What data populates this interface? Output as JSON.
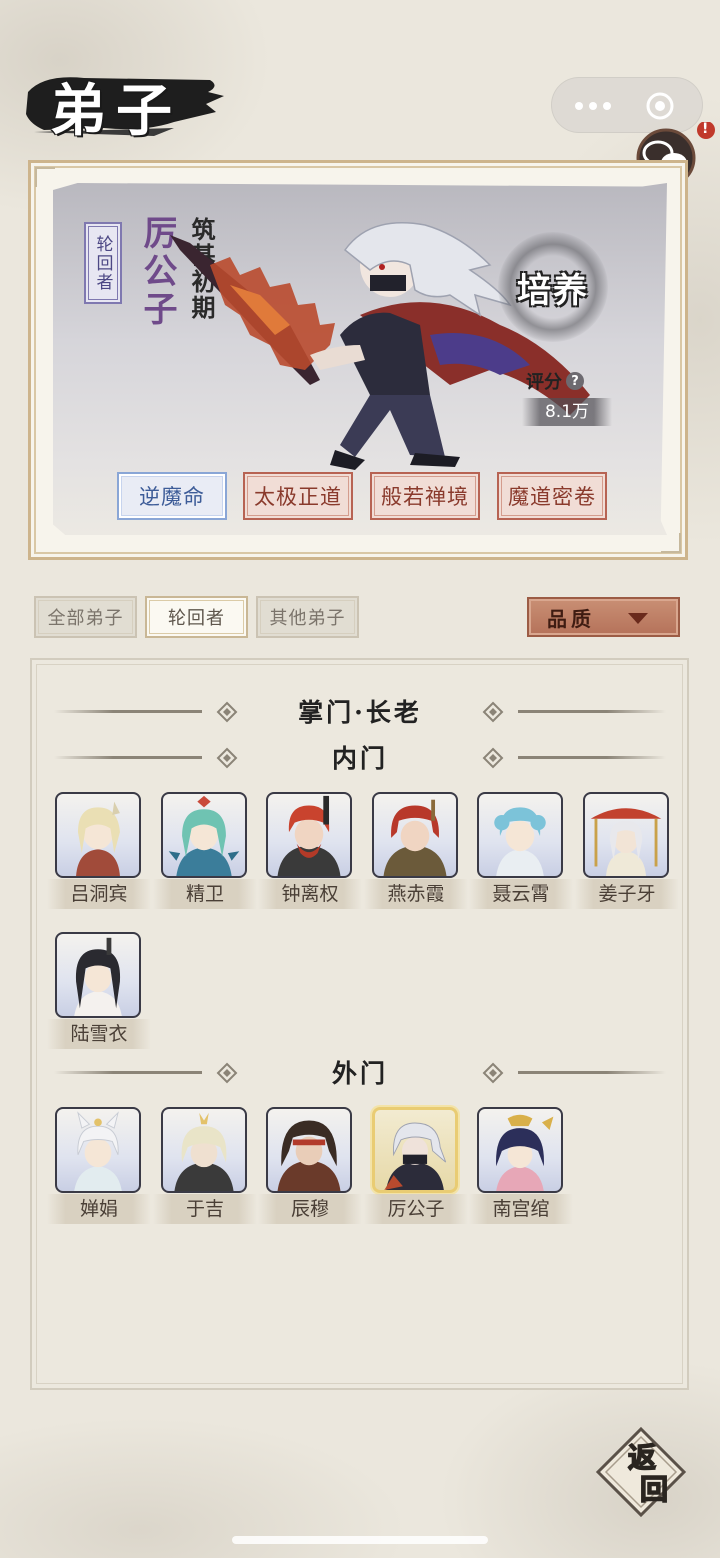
{
  "page": {
    "title": "弟子"
  },
  "capsule": {
    "more_icon": "more-dots-icon",
    "close_icon": "target-circle-icon"
  },
  "chat": {
    "icon": "chat-bubbles-icon",
    "alert": "!"
  },
  "hero": {
    "rank_tag": "轮回者",
    "name": "厉公子",
    "realm": "筑基初期",
    "train_label": "培养",
    "score_label": "评分",
    "score_help": "?",
    "score_value": "8.1万",
    "skills": [
      {
        "label": "逆魔命",
        "state": "active"
      },
      {
        "label": "太极正道",
        "state": "normal"
      },
      {
        "label": "般若禅境",
        "state": "normal"
      },
      {
        "label": "魔道密卷",
        "state": "normal"
      }
    ]
  },
  "filters": {
    "tabs": [
      "全部弟子",
      "轮回者",
      "其他弟子"
    ],
    "active_tab": "轮回者",
    "quality_label": "品质"
  },
  "sections": {
    "elders": "掌门·长老",
    "inner": "内门",
    "outer": "外门"
  },
  "inner_members": [
    "吕洞宾",
    "精卫",
    "钟离权",
    "燕赤霞",
    "聂云霄",
    "姜子牙",
    "陆雪衣"
  ],
  "outer_members": [
    "婵娟",
    "于吉",
    "辰穆",
    "厉公子",
    "南宫绾"
  ],
  "selected_member": "厉公子",
  "return": {
    "label_top": "返",
    "label_bottom": "回"
  },
  "colors": {
    "background": "#ebe7dd",
    "skill_active": "#8aa6d6",
    "skill_red": "#b76353",
    "quality_button": "#b5725a",
    "selected_frame": "#e9cc73",
    "alert_red": "#c0392b"
  }
}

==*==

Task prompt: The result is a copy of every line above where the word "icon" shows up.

Answer to this problem:
    "more_icon": "more-dots-icon",
    "close_icon": "target-circle-icon"
    "icon": "chat-bubbles-icon",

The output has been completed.